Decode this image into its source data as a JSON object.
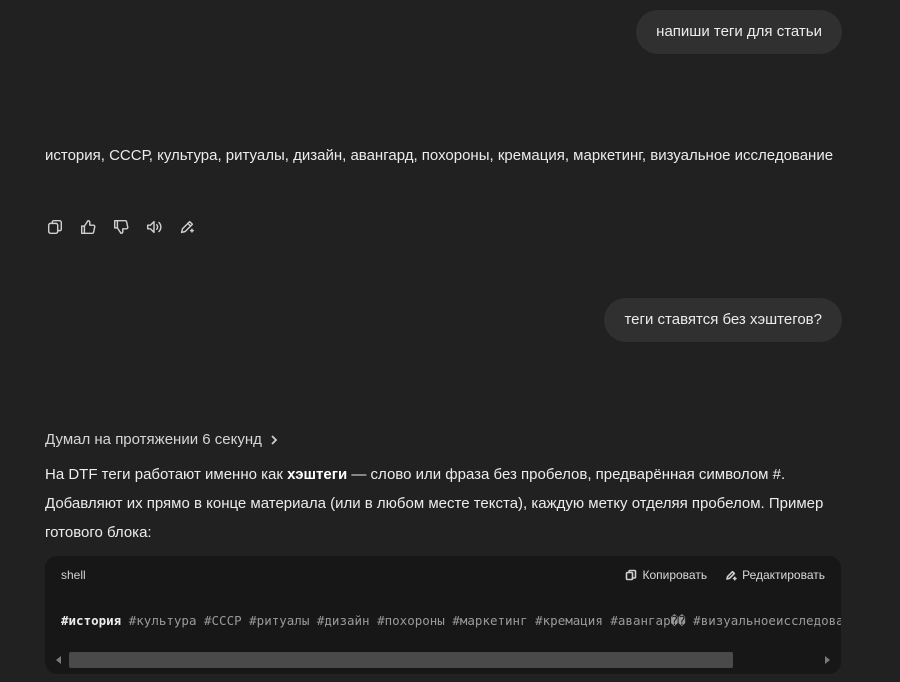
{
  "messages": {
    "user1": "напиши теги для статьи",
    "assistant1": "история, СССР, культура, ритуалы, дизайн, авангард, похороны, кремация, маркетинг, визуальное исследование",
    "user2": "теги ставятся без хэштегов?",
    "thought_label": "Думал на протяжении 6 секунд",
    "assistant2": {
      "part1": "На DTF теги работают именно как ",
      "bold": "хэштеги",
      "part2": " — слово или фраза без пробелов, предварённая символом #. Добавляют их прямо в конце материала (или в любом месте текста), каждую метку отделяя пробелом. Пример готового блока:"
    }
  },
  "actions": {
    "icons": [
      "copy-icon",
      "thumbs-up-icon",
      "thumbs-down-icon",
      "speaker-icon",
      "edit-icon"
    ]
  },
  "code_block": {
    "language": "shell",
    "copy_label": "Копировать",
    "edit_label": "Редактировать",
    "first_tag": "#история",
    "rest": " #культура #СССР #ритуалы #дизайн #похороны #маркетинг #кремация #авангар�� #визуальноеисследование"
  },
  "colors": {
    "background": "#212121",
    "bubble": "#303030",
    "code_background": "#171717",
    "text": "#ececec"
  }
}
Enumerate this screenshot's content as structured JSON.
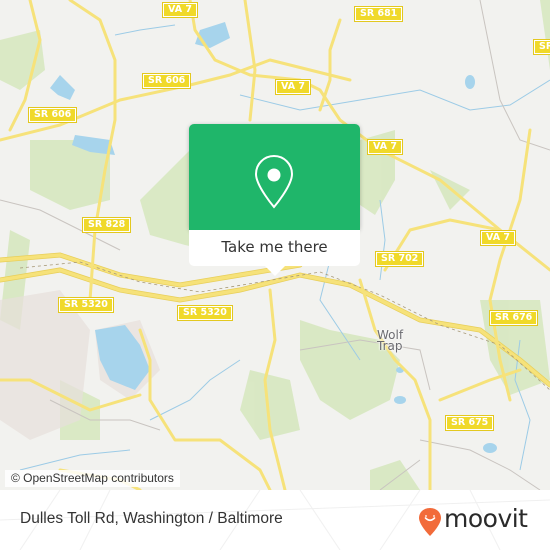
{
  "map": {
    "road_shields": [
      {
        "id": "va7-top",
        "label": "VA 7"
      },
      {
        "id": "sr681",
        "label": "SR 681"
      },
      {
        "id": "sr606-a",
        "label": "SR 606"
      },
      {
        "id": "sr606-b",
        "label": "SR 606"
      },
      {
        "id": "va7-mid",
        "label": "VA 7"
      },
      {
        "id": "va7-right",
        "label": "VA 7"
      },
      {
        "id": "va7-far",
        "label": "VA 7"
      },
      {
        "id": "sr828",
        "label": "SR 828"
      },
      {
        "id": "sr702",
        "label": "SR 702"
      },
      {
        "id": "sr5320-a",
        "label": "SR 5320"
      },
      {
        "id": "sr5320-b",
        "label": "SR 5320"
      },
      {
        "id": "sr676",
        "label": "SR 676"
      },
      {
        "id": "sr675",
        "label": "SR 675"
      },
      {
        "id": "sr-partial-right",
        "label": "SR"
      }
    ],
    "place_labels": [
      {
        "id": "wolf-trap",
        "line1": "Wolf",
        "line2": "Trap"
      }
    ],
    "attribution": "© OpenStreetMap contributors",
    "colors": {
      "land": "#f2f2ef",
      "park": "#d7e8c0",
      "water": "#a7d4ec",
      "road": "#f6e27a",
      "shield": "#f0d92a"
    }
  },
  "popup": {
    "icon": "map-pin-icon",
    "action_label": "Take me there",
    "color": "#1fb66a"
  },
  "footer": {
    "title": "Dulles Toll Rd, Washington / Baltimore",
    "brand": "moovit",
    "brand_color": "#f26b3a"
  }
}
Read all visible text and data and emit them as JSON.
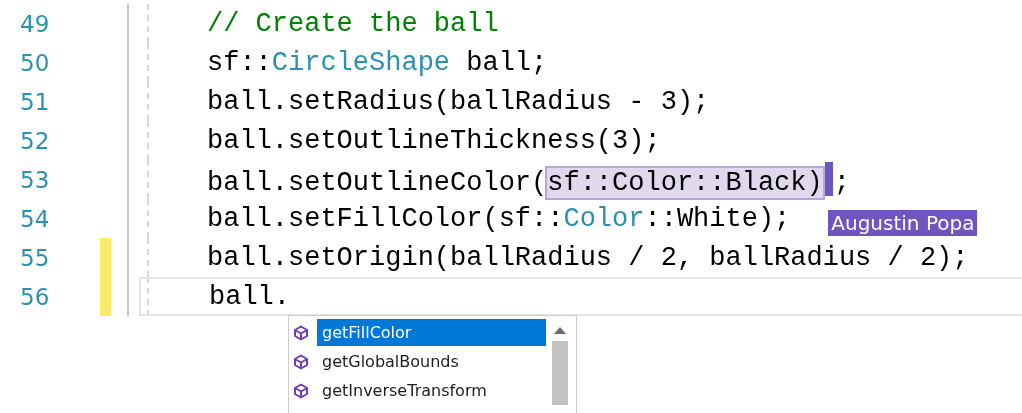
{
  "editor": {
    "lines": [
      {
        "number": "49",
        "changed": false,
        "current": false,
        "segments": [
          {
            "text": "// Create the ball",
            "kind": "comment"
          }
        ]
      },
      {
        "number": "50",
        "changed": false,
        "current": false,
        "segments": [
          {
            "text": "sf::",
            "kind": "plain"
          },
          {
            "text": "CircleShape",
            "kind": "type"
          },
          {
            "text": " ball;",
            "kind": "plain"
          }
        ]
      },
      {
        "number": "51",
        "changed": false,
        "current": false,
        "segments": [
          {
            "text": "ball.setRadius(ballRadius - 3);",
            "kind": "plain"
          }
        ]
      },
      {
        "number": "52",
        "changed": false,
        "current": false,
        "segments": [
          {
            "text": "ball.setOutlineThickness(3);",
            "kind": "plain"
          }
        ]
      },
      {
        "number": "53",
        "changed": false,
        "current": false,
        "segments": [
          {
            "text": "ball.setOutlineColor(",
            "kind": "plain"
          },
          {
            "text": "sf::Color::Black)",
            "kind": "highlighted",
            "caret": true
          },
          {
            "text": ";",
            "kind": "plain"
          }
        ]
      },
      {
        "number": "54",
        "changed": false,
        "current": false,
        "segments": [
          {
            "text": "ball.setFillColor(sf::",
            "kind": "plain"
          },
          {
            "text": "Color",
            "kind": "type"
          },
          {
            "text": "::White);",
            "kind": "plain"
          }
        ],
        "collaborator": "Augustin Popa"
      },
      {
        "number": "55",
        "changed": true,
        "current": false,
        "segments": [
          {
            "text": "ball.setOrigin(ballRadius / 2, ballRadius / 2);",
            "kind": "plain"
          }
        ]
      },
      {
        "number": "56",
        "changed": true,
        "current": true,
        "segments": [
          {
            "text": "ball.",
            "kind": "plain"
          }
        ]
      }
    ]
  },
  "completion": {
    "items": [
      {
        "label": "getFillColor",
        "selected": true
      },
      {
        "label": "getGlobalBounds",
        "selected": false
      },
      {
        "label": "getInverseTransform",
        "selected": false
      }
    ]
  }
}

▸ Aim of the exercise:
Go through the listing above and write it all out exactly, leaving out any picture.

▸ Answer to this problem:
Decode this image into its source data as a JSON object.
{
  "messages": {
    "user1": "напиши теги для статьи",
    "assistant1": "история, СССР, культура, ритуалы, дизайн, авангард, похороны, кремация, маркетинг, визуальное исследование",
    "user2": "теги ставятся без хэштегов?",
    "thought_label": "Думал на протяжении 6 секунд",
    "assistant2": {
      "part1": "На DTF теги работают именно как ",
      "bold": "хэштеги",
      "part2": " — слово или фраза без пробелов, предварённая символом #. Добавляют их прямо в конце материала (или в любом месте текста), каждую метку отделяя пробелом. Пример готового блока:"
    }
  },
  "actions": {
    "icons": [
      "copy-icon",
      "thumbs-up-icon",
      "thumbs-down-icon",
      "speaker-icon",
      "edit-icon"
    ]
  },
  "code_block": {
    "language": "shell",
    "copy_label": "Копировать",
    "edit_label": "Редактировать",
    "first_tag": "#история",
    "rest": " #культура #СССР #ритуалы #дизайн #похороны #маркетинг #кремация #авангар�� #визуальноеисследование"
  },
  "colors": {
    "background": "#212121",
    "bubble": "#303030",
    "code_background": "#171717",
    "text": "#ececec"
  }
}
Enumerate this screenshot's content as structured JSON.
{
  "map": {
    "road_shields": [
      {
        "id": "va7-top",
        "label": "VA 7"
      },
      {
        "id": "sr681",
        "label": "SR 681"
      },
      {
        "id": "sr606-a",
        "label": "SR 606"
      },
      {
        "id": "sr606-b",
        "label": "SR 606"
      },
      {
        "id": "va7-mid",
        "label": "VA 7"
      },
      {
        "id": "va7-right",
        "label": "VA 7"
      },
      {
        "id": "va7-far",
        "label": "VA 7"
      },
      {
        "id": "sr828",
        "label": "SR 828"
      },
      {
        "id": "sr702",
        "label": "SR 702"
      },
      {
        "id": "sr5320-a",
        "label": "SR 5320"
      },
      {
        "id": "sr5320-b",
        "label": "SR 5320"
      },
      {
        "id": "sr676",
        "label": "SR 676"
      },
      {
        "id": "sr675",
        "label": "SR 675"
      },
      {
        "id": "sr-partial-right",
        "label": "SR"
      }
    ],
    "place_labels": [
      {
        "id": "wolf-trap",
        "line1": "Wolf",
        "line2": "Trap"
      }
    ],
    "attribution": "© OpenStreetMap contributors",
    "colors": {
      "land": "#f2f2ef",
      "park": "#d7e8c0",
      "water": "#a7d4ec",
      "road": "#f6e27a",
      "shield": "#f0d92a"
    }
  },
  "popup": {
    "icon": "map-pin-icon",
    "action_label": "Take me there",
    "color": "#1fb66a"
  },
  "footer": {
    "title": "Dulles Toll Rd, Washington / Baltimore",
    "brand": "moovit",
    "brand_color": "#f26b3a"
  }
}
Read all visible text and data and emit them as JSON.
{
  "editor": {
    "lines": [
      {
        "number": "49",
        "changed": false,
        "current": false,
        "segments": [
          {
            "text": "// Create the ball",
            "kind": "comment"
          }
        ]
      },
      {
        "number": "50",
        "changed": false,
        "current": false,
        "segments": [
          {
            "text": "sf::",
            "kind": "plain"
          },
          {
            "text": "CircleShape",
            "kind": "type"
          },
          {
            "text": " ball;",
            "kind": "plain"
          }
        ]
      },
      {
        "number": "51",
        "changed": false,
        "current": false,
        "segments": [
          {
            "text": "ball.setRadius(ballRadius - 3);",
            "kind": "plain"
          }
        ]
      },
      {
        "number": "52",
        "changed": false,
        "current": false,
        "segments": [
          {
            "text": "ball.setOutlineThickness(3);",
            "kind": "plain"
          }
        ]
      },
      {
        "number": "53",
        "changed": false,
        "current": false,
        "segments": [
          {
            "text": "ball.setOutlineColor(",
            "kind": "plain"
          },
          {
            "text": "sf::Color::Black)",
            "kind": "highlighted",
            "caret": true
          },
          {
            "text": ";",
            "kind": "plain"
          }
        ]
      },
      {
        "number": "54",
        "changed": false,
        "current": false,
        "segments": [
          {
            "text": "ball.setFillColor(sf::",
            "kind": "plain"
          },
          {
            "text": "Color",
            "kind": "type"
          },
          {
            "text": "::White);",
            "kind": "plain"
          }
        ],
        "collaborator": "Augustin Popa"
      },
      {
        "number": "55",
        "changed": true,
        "current": false,
        "segments": [
          {
            "text": "ball.setOrigin(ballRadius / 2, ballRadius / 2);",
            "kind": "plain"
          }
        ]
      },
      {
        "number": "56",
        "changed": true,
        "current": true,
        "segments": [
          {
            "text": "ball.",
            "kind": "plain"
          }
        ]
      }
    ]
  },
  "completion": {
    "items": [
      {
        "label": "getFillColor",
        "selected": true
      },
      {
        "label": "getGlobalBounds",
        "selected": false
      },
      {
        "label": "getInverseTransform",
        "selected": false
      }
    ]
  }
}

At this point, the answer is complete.